The weather gods remain in favor of the commercial expedition teams this fall. After numerous summit successes on Manaslu and some on Dhaulagiri – both eight-thousanders are located in western Nepal – the first ascents of the season of Cho Oyu are also reported from Tibet today. Operator Imagine Nepal announced that eight team members led by company head Mingma Gyalje Sherpa reached thesummit of the sixth-highest mountain on earth at 8,188 meters, “just five days after crossing the Tibet border, as they were well acclimatized from their Manaslu expedition”
The Nepalese operator Climbalaya also announced that five team members had reached the summit of Cho Oyu – including Dawa Yangzum Sherpa. For the renowned Nepalese mountain guide it was the 13th eight-thousander. The 33-year-old thus has a good chance of becoming Nepal’s first woman to scale all 14 eight-thousanders this fall. Cho Oyu and Shishapangma – this eight-thousander lies entirely on Tibetan ground – have reopened after three fall seasons in which they were closed to foreign expeditions because of COVID-19.
P.S.: I already told you months ago why I no longer participate in the debate about real or supposed “mountain records”, nor will I chase after each of these numbers. However, I mention Dawa Yangzum’s climb because of the political significance of her life’s work. She has already done pioneering work as a mountain guide in her home country, not only for women’s mountaineering, but also for Nepalese women as a whole.
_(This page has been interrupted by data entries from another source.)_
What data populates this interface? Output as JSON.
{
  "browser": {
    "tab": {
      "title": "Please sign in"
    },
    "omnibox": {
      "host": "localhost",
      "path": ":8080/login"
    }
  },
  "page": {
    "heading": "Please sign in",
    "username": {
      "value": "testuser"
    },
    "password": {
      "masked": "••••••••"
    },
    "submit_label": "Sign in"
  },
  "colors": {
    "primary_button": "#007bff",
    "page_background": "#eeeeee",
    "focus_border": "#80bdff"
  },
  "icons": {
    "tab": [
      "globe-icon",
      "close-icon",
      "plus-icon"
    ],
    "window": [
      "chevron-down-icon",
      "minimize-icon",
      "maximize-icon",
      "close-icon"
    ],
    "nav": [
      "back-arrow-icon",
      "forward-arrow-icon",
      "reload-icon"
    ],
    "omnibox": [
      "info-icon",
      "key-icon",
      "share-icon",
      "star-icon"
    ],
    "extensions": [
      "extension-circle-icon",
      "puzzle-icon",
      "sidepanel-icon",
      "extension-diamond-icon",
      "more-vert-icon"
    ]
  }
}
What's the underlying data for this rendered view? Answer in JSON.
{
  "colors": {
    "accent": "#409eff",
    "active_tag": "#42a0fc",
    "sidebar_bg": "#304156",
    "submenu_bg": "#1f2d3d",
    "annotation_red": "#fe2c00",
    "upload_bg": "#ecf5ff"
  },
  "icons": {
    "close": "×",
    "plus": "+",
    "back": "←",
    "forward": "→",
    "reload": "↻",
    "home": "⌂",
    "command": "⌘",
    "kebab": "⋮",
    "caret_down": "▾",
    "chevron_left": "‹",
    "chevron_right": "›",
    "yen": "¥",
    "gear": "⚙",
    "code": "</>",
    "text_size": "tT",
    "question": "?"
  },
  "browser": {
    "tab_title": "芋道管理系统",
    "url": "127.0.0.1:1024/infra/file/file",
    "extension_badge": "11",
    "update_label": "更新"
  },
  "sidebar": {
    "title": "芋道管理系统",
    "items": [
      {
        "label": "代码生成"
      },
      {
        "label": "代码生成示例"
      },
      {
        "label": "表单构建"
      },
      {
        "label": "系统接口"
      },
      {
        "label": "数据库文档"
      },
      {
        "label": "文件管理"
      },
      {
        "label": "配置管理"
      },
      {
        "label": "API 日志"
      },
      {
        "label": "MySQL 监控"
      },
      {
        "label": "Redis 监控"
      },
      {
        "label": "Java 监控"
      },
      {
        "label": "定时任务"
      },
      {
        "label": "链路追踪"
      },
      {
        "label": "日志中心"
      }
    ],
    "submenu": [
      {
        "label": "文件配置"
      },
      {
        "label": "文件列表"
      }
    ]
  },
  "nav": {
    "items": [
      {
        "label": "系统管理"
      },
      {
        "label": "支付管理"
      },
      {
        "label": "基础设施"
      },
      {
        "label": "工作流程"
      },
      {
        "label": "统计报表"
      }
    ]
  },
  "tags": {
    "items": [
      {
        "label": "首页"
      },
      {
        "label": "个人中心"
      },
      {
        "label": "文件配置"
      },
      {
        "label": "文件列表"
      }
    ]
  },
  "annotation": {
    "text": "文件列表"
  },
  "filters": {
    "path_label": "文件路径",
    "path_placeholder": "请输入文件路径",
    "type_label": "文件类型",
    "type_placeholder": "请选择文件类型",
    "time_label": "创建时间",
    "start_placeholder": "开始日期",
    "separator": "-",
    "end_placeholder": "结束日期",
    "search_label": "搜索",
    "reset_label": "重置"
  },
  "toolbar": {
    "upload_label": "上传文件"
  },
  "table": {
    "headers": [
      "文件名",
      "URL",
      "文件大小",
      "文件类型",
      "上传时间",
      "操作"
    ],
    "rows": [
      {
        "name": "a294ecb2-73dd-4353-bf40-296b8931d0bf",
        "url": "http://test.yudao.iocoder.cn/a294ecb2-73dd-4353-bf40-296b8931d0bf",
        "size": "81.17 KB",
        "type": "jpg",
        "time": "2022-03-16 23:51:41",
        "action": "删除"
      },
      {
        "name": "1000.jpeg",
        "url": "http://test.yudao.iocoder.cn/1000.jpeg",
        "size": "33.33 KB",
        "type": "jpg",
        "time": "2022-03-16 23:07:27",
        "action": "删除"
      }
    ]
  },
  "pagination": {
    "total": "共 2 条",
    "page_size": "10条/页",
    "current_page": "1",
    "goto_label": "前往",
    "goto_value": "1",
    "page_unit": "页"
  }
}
Update 3 October: Nirmal Purja also reached the summit of Cho Oyu with his Elite Exped team on Monday. In his own words, it was his 13th eight-thousander without bottled oxygen. Mingma Gyalje Sherpa claims the same for himself. Both are still missing Shishapangma in their collections without breathing mask – that could change next weekend.